+++ MATERIAL FOR THIS TASK

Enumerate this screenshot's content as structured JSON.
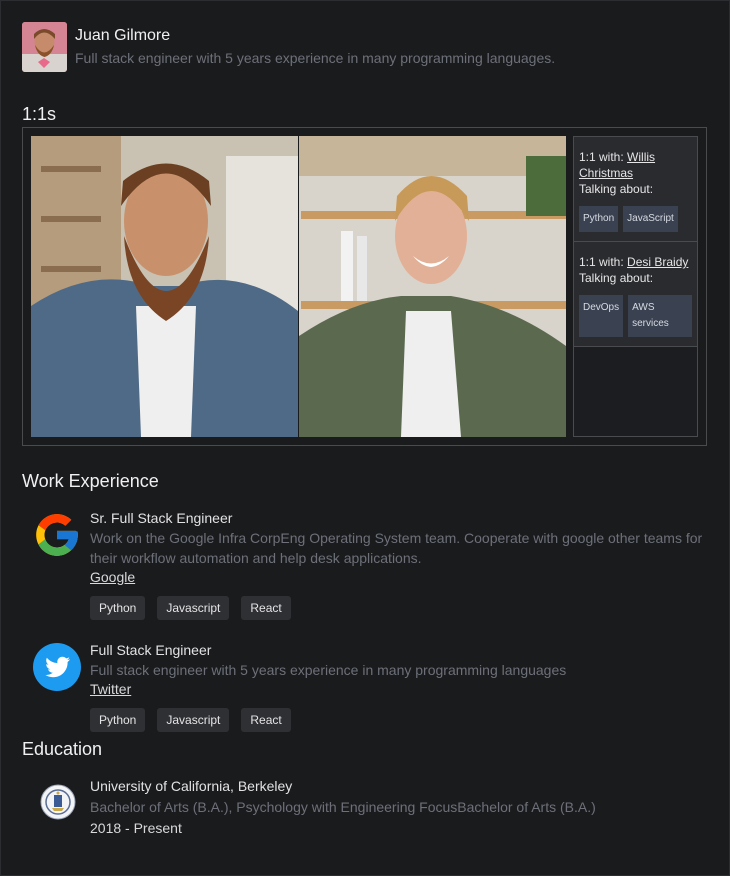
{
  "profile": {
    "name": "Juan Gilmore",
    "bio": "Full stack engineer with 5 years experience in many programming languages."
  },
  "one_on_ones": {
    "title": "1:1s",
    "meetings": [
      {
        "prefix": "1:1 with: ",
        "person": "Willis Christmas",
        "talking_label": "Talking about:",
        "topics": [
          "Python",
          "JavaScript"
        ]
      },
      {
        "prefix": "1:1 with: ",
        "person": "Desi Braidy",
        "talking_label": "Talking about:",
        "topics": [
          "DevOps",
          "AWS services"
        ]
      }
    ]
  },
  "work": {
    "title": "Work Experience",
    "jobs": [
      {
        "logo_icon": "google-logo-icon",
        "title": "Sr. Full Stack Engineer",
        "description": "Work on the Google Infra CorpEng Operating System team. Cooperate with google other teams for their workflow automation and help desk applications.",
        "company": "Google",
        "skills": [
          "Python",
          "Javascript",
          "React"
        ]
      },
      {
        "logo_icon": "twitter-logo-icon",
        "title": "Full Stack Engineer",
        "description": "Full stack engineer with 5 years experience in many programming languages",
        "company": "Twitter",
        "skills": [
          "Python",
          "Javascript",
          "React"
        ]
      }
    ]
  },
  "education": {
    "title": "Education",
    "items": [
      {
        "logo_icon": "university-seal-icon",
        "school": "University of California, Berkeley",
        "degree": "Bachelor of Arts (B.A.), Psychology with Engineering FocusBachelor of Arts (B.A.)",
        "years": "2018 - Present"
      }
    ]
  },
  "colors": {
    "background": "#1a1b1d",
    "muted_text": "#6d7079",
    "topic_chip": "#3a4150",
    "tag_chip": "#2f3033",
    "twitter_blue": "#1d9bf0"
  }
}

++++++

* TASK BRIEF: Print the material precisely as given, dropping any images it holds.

* RESULT FOR THIS TASK:
Enumerate this screenshot's content as structured JSON.
{
  "profile": {
    "name": "Juan Gilmore",
    "bio": "Full stack engineer with 5 years experience in many programming languages."
  },
  "one_on_ones": {
    "title": "1:1s",
    "meetings": [
      {
        "prefix": "1:1 with: ",
        "person": "Willis Christmas",
        "talking_label": "Talking about:",
        "topics": [
          "Python",
          "JavaScript"
        ]
      },
      {
        "prefix": "1:1 with: ",
        "person": "Desi Braidy",
        "talking_label": "Talking about:",
        "topics": [
          "DevOps",
          "AWS services"
        ]
      }
    ]
  },
  "work": {
    "title": "Work Experience",
    "jobs": [
      {
        "logo_icon": "google-logo-icon",
        "title": "Sr. Full Stack Engineer",
        "description": "Work on the Google Infra CorpEng Operating System team. Cooperate with google other teams for their workflow automation and help desk applications.",
        "company": "Google",
        "skills": [
          "Python",
          "Javascript",
          "React"
        ]
      },
      {
        "logo_icon": "twitter-logo-icon",
        "title": "Full Stack Engineer",
        "description": "Full stack engineer with 5 years experience in many programming languages",
        "company": "Twitter",
        "skills": [
          "Python",
          "Javascript",
          "React"
        ]
      }
    ]
  },
  "education": {
    "title": "Education",
    "items": [
      {
        "logo_icon": "university-seal-icon",
        "school": "University of California, Berkeley",
        "degree": "Bachelor of Arts (B.A.), Psychology with Engineering FocusBachelor of Arts (B.A.)",
        "years": "2018 - Present"
      }
    ]
  },
  "colors": {
    "background": "#1a1b1d",
    "muted_text": "#6d7079",
    "topic_chip": "#3a4150",
    "tag_chip": "#2f3033",
    "twitter_blue": "#1d9bf0"
  }
}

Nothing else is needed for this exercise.